When thinking about the human skeleton what can we learn from the shapes of trees? Do they have something to offer us bipeds in terms of structural durability? Trees are beautiful things as majestic as a beautiful women who does regular personal training, there is no denying that. There sweeping foliage held up by bole and branches, and a root system spreading deeply beneath it underground. Trees are multilevel entities existing in earth and sky; they reach up and down simultaneously. You can discover a tree’s age by the rings beneath its bark. Trees are majestic sentinels marking the ground with their presence.
But, what about structural integrity? Do trees have something to offer us in this regard? The Jewish mystical system of Kabala highlights the connection between the human skeleton slip and fall and the tree of life. Sacred geometry they call it and this had its origins with the ancient Greek scholar Pythagoras; magical numbers and perfect shapes. Our bones and how they are arrayed within the human body, and the precise number of bones in each section of the skeletal system. The mystical parallel with trees being rooted in the ground but reaching up to the heavens, and the human body being held to the Earth by gravity but aspiring to the cosmos through the soul.
Biomechanics applies Newtonian physics to biological organisms; this covers both human movement and trees. Trees exhibit fractal branching geometry, as they have developed their growth patterns in response to their sensing of the wind; which is why they do not fall over in high winds. Trees are alive to the weather they experience and grow according to those conditions. Branches get thicker or thinner depending where they are located on the tree and in response to their environment.
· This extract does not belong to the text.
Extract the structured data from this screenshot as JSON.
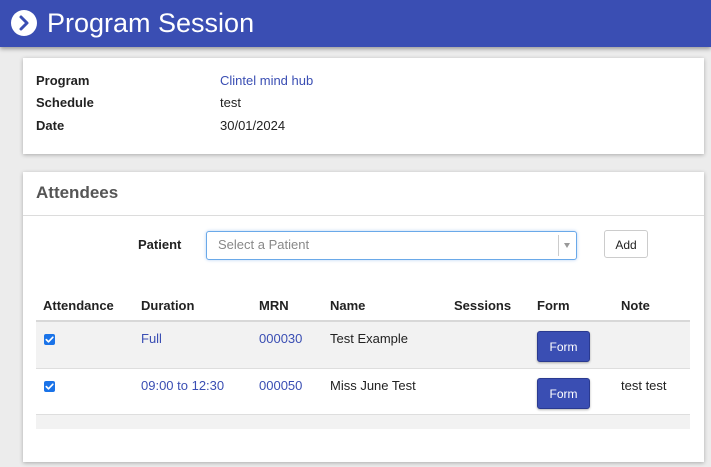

Human bones have a similar response to their environment.
FAQs about osteopathy concern modelling and remodelling in relation to osteopenia and osteoporosis. Modeling is how the human body sets its bone shapes and modifies it somewhat through bone spurs etc. Remodeling is how the human body maintains its bone shapes. Human bones are programmed to grow when we are young, but that growth is affected by diet and environment.
Podiatry is the study and medical care of feet, ankles and lower legs; and this is another area which can correlate with trees in terms of branch structures. The bones within the feet are part of our skeletal system and are equally affected by biomechanics and environmental stresses. Trees have a lot to show us from our tops to our toes.